That’s why Gym is encouraging everyone to get out to the polls in November. Abortion is currently protected in the state of Pennsylvania, but that could change if the ballot swings the other way. “I'm very dedicated to engaging folks for the November elections and supporting turnout in the city that has had far too low turnout, given our passion and what's at stake,” Gym says.
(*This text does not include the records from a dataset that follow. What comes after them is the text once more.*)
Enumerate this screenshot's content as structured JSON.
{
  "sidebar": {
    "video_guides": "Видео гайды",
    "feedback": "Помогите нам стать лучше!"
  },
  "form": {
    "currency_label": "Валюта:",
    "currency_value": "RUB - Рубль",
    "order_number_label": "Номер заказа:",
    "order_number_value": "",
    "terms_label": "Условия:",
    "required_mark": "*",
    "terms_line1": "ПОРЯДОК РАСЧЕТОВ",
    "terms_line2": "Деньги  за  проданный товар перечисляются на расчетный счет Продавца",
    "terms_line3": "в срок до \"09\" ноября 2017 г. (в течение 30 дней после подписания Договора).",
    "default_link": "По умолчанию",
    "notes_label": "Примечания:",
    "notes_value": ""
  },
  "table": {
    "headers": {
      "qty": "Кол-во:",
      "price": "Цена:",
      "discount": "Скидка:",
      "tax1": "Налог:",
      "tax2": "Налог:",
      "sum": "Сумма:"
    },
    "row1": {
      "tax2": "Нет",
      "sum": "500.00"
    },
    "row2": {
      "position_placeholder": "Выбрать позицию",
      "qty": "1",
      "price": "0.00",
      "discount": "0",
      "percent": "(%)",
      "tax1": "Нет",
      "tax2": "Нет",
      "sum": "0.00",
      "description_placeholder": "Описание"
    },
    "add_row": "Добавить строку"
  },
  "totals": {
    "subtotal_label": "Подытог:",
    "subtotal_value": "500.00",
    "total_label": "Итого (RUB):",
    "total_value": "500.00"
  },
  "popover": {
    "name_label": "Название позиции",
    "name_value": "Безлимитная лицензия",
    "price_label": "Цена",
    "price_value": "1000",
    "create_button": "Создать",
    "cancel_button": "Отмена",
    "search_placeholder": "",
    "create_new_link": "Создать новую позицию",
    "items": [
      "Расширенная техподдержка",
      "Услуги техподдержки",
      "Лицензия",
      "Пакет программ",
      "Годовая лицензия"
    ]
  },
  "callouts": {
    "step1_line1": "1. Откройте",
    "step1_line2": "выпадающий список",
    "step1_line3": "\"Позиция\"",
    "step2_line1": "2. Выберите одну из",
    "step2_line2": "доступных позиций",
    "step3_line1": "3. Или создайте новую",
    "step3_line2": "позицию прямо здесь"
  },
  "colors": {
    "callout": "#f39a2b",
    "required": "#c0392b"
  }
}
Additionally, we should be enacting buffer zones very clearly around abortion providers with protected areas, the councilwoman argues. There are shield laws that are being passed in municipality after municipality to protect the city and its people from participating in criminal investigations enacted by other states. “I want people to know that if they're from Texas, or if they're coming here to get an abortion, this is a city that will enact a do–not–cooperate law with Texas, unless they have a court order decree. We are not using our resources to criminalize something that is legal within our boundaries and as a human right,” she says.
“My job is to ensure that everybody understands that this is a city that's going to protect our rights,” she says. No matter the stage of life someone is in, be it a 9–year–old going through the public school system or a 19–year–old seeking an abortion—Gym is fighting for them.
At her core, Gym is dedicated to helping other people—and she wants us to feel the same way. “When Penn students reach out to organizations working from the ground up, you’ll find yourself [among] people working to make this country a better place and to make this city—the best city in America—the best. Let’s prove that we can do it, in the hardest of times, when everything feels like it’s against us. We're still going to figure out a way to rise together.”